> What this task involves:
Your answer must be an exact repetition of every record.

> Data for the task:
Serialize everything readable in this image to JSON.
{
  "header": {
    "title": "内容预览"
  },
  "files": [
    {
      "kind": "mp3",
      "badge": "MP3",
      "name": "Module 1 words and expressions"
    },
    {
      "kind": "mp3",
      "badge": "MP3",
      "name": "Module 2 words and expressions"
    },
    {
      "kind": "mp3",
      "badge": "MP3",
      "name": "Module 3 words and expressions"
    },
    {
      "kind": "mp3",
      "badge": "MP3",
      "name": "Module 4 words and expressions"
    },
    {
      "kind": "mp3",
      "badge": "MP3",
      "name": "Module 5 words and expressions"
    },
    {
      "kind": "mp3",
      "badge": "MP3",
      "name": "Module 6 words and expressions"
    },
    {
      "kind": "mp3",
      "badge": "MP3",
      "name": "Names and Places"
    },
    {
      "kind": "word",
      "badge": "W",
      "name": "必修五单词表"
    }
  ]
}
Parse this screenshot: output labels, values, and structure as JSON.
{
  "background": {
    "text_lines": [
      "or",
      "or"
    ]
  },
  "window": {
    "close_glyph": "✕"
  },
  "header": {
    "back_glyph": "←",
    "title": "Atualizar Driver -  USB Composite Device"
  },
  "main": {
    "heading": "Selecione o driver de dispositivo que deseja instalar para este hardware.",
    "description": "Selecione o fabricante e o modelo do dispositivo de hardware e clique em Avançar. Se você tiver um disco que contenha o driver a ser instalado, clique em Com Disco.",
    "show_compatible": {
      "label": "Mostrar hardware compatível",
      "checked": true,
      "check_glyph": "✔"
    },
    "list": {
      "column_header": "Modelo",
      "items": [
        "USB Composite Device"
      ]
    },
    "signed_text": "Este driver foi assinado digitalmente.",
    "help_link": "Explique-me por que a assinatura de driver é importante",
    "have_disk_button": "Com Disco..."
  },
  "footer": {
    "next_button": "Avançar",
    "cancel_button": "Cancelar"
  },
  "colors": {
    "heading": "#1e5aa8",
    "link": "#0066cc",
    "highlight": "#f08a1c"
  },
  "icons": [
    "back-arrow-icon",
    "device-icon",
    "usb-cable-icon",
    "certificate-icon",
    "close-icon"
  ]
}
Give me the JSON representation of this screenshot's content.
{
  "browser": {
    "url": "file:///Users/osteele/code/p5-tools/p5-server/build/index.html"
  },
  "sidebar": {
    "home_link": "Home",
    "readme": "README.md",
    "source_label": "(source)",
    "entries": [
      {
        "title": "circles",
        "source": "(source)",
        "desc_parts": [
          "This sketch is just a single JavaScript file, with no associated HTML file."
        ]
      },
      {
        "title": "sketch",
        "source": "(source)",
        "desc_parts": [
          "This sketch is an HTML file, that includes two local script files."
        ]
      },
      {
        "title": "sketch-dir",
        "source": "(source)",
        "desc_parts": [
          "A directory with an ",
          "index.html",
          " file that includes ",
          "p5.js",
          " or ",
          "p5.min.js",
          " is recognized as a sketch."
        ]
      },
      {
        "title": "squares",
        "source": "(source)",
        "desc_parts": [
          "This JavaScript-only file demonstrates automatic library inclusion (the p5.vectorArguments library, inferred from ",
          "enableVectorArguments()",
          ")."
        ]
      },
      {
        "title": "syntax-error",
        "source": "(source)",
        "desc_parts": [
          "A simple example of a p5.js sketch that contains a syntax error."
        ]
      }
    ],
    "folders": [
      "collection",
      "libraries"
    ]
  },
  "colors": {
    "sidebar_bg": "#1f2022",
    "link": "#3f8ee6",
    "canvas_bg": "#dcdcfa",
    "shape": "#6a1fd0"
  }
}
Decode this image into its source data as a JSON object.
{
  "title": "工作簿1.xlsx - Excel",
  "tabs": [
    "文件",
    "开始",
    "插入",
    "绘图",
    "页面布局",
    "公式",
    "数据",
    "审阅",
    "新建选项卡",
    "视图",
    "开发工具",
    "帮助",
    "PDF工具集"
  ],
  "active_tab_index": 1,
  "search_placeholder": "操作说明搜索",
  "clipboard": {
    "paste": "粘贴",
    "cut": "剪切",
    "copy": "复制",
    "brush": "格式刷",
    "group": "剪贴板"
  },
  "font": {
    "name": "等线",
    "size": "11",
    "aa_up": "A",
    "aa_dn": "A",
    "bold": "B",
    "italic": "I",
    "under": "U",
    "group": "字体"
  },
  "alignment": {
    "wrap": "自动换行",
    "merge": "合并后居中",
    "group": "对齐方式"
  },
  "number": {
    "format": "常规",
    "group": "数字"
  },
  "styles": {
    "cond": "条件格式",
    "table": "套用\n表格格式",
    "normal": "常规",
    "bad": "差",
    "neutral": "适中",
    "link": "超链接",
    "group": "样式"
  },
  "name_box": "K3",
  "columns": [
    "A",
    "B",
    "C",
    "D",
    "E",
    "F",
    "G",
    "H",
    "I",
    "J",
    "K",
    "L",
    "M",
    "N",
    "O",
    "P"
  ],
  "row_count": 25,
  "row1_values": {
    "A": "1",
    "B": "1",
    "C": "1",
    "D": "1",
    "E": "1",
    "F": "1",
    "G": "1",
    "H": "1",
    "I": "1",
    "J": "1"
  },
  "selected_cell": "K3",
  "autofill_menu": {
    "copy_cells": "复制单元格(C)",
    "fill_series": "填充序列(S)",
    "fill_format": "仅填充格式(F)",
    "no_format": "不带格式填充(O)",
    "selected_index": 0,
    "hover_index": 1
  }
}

> Result for this exercise:
Serialize everything readable in this image to JSON.
{
  "header": {
    "title": "内容预览"
  },
  "files": [
    {
      "kind": "mp3",
      "badge": "MP3",
      "name": "Module 1 words and expressions"
    },
    {
      "kind": "mp3",
      "badge": "MP3",
      "name": "Module 2 words and expressions"
    },
    {
      "kind": "mp3",
      "badge": "MP3",
      "name": "Module 3 words and expressions"
    },
    {
      "kind": "mp3",
      "badge": "MP3",
      "name": "Module 4 words and expressions"
    },
    {
      "kind": "mp3",
      "badge": "MP3",
      "name": "Module 5 words and expressions"
    },
    {
      "kind": "mp3",
      "badge": "MP3",
      "name": "Module 6 words and expressions"
    },
    {
      "kind": "mp3",
      "badge": "MP3",
      "name": "Names and Places"
    },
    {
      "kind": "word",
      "badge": "W",
      "name": "必修五单词表"
    }
  ]
}
Parse this screenshot: output labels, values, and structure as JSON.
{
  "background": {
    "text_lines": [
      "or",
      "or"
    ]
  },
  "window": {
    "close_glyph": "✕"
  },
  "header": {
    "back_glyph": "←",
    "title": "Atualizar Driver -  USB Composite Device"
  },
  "main": {
    "heading": "Selecione o driver de dispositivo que deseja instalar para este hardware.",
    "description": "Selecione o fabricante e o modelo do dispositivo de hardware e clique em Avançar. Se você tiver um disco que contenha o driver a ser instalado, clique em Com Disco.",
    "show_compatible": {
      "label": "Mostrar hardware compatível",
      "checked": true,
      "check_glyph": "✔"
    },
    "list": {
      "column_header": "Modelo",
      "items": [
        "USB Composite Device"
      ]
    },
    "signed_text": "Este driver foi assinado digitalmente.",
    "help_link": "Explique-me por que a assinatura de driver é importante",
    "have_disk_button": "Com Disco..."
  },
  "footer": {
    "next_button": "Avançar",
    "cancel_button": "Cancelar"
  },
  "colors": {
    "heading": "#1e5aa8",
    "link": "#0066cc",
    "highlight": "#f08a1c"
  },
  "icons": [
    "back-arrow-icon",
    "device-icon",
    "usb-cable-icon",
    "certificate-icon",
    "close-icon"
  ]
}
Give me the JSON representation of this screenshot's content.
{
  "browser": {
    "url": "file:///Users/osteele/code/p5-tools/p5-server/build/index.html"
  },
  "sidebar": {
    "home_link": "Home",
    "readme": "README.md",
    "source_label": "(source)",
    "entries": [
      {
        "title": "circles",
        "source": "(source)",
        "desc_parts": [
          "This sketch is just a single JavaScript file, with no associated HTML file."
        ]
      },
      {
        "title": "sketch",
        "source": "(source)",
        "desc_parts": [
          "This sketch is an HTML file, that includes two local script files."
        ]
      },
      {
        "title": "sketch-dir",
        "source": "(source)",
        "desc_parts": [
          "A directory with an ",
          "index.html",
          " file that includes ",
          "p5.js",
          " or ",
          "p5.min.js",
          " is recognized as a sketch."
        ]
      },
      {
        "title": "squares",
        "source": "(source)",
        "desc_parts": [
          "This JavaScript-only file demonstrates automatic library inclusion (the p5.vectorArguments library, inferred from ",
          "enableVectorArguments()",
          ")."
        ]
      },
      {
        "title": "syntax-error",
        "source": "(source)",
        "desc_parts": [
          "A simple example of a p5.js sketch that contains a syntax error."
        ]
      }
    ],
    "folders": [
      "collection",
      "libraries"
    ]
  },
  "colors": {
    "sidebar_bg": "#1f2022",
    "link": "#3f8ee6",
    "canvas_bg": "#dcdcfa",
    "shape": "#6a1fd0"
  }
}
Decode this image into its source data as a JSON object.
{
  "title": "工作簿1.xlsx - Excel",
  "tabs": [
    "文件",
    "开始",
    "插入",
    "绘图",
    "页面布局",
    "公式",
    "数据",
    "审阅",
    "新建选项卡",
    "视图",
    "开发工具",
    "帮助",
    "PDF工具集"
  ],
  "active_tab_index": 1,
  "search_placeholder": "操作说明搜索",
  "clipboard": {
    "paste": "粘贴",
    "cut": "剪切",
    "copy": "复制",
    "brush": "格式刷",
    "group": "剪贴板"
  },
  "font": {
    "name": "等线",
    "size": "11",
    "aa_up": "A",
    "aa_dn": "A",
    "bold": "B",
    "italic": "I",
    "under": "U",
    "group": "字体"
  },
  "alignment": {
    "wrap": "自动换行",
    "merge": "合并后居中",
    "group": "对齐方式"
  },
  "number": {
    "format": "常规",
    "group": "数字"
  },
  "styles": {
    "cond": "条件格式",
    "table": "套用\n表格格式",
    "normal": "常规",
    "bad": "差",
    "neutral": "适中",
    "link": "超链接",
    "group": "样式"
  },
  "name_box": "K3",
  "columns": [
    "A",
    "B",
    "C",
    "D",
    "E",
    "F",
    "G",
    "H",
    "I",
    "J",
    "K",
    "L",
    "M",
    "N",
    "O",
    "P"
  ],
  "row_count": 25,
  "row1_values": {
    "A": "1",
    "B": "1",
    "C": "1",
    "D": "1",
    "E": "1",
    "F": "1",
    "G": "1",
    "H": "1",
    "I": "1",
    "J": "1"
  },
  "selected_cell": "K3",
  "autofill_menu": {
    "copy_cells": "复制单元格(C)",
    "fill_series": "填充序列(S)",
    "fill_format": "仅填充格式(F)",
    "no_format": "不带格式填充(O)",
    "selected_index": 0,
    "hover_index": 1
  }
}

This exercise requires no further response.